There's an interesting debate bouncing around newspapers, magazines and websites about the nature of our unemployment. Are we suffering mostly from temporary weak demand, like an economy of bakers when nobody's hungry? That would make our problem cyclical. After all, people will get hungry, eventually.
Or are we suffering from a fundamental mismatch of labor skills and demand, an economy of bagel bakers when we've all gotten over bagels? That would make our crisis structural. People will get hungry again, eventually, but they won't necessarily come back for the same cuisine.
The answer is we don't really know. As Kevin Hassett pointed out to me, the cyclical can easily become the structural. When folks are out of the workforce for more than six months, their skills start to deteriorate and they're branded with a scarlet letter: A for Atrophy. Long-term cyclical unemployment and structural employment can bleed into each other.
Here's an illuminating chart from Annie Lowrey on job growth in major sectors since 2005. Most sectors have moderate jobs losses. Manufacturing and construction are off about 20 percent in the last five years. "Mining and Logging" and "Education and Health" are the only two sectors with overall job growth.*
Retail jobs will come back when consumers come back. Online shopping aside, there's no indication that "the store" will be a casualty of the recession. Ditto transportation and business services, which are both super-sensitive to short-term shortfalls in demand for travel and business' disposable income. But will technology continue to kill jobs in manufacturing by boosting productivity? Was construction artificially inflated in 2005 because of an unsustainable housing boom? These are open questions.
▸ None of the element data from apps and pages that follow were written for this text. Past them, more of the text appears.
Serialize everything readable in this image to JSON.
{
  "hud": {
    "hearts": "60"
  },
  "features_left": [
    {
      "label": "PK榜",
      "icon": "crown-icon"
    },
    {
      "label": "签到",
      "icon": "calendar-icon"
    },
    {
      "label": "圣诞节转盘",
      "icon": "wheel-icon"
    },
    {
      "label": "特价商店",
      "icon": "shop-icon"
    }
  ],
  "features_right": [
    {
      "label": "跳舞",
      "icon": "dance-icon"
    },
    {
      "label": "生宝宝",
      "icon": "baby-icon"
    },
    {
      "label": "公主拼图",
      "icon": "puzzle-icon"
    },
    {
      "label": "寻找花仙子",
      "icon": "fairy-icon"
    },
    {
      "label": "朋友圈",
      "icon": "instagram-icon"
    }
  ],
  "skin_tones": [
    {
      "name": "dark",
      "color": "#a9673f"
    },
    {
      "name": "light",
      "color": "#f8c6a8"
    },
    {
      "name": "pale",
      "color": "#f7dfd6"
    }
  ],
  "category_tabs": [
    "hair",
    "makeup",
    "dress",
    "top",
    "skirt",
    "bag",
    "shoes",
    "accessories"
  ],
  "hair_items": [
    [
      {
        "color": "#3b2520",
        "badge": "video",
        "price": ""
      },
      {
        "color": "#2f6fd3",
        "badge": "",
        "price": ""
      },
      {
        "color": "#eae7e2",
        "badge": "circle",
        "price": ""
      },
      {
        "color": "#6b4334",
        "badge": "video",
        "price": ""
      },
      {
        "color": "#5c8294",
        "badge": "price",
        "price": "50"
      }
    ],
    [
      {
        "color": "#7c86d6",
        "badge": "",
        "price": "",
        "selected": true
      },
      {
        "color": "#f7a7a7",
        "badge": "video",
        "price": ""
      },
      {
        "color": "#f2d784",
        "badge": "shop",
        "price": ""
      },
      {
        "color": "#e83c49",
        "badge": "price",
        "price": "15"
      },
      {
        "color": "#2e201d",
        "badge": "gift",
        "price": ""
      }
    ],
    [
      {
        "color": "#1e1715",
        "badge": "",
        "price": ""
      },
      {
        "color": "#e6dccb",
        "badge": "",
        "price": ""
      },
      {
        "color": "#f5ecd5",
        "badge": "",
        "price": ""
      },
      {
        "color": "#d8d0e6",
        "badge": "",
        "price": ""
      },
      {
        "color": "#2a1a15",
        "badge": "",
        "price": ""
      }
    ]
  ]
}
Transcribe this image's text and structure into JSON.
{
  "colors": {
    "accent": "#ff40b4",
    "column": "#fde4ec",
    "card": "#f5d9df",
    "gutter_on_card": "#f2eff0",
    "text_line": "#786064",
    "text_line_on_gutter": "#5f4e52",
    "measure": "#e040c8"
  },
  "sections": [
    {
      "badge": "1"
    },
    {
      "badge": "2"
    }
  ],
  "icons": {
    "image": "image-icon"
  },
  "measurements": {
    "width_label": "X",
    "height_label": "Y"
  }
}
Education and medical jobs -- the eds and meds, as they're called -- are already expected to grow faster than any two industries in the next decade, according to White House projections. As this graph shows, they'll be racing away with a head start. As the private sector shrunk, the federal government grew into the vacuum, buoying sectors that rely on government support including military, education and health care. But ignore the red line, and this is a cross-section of the jobless recovery.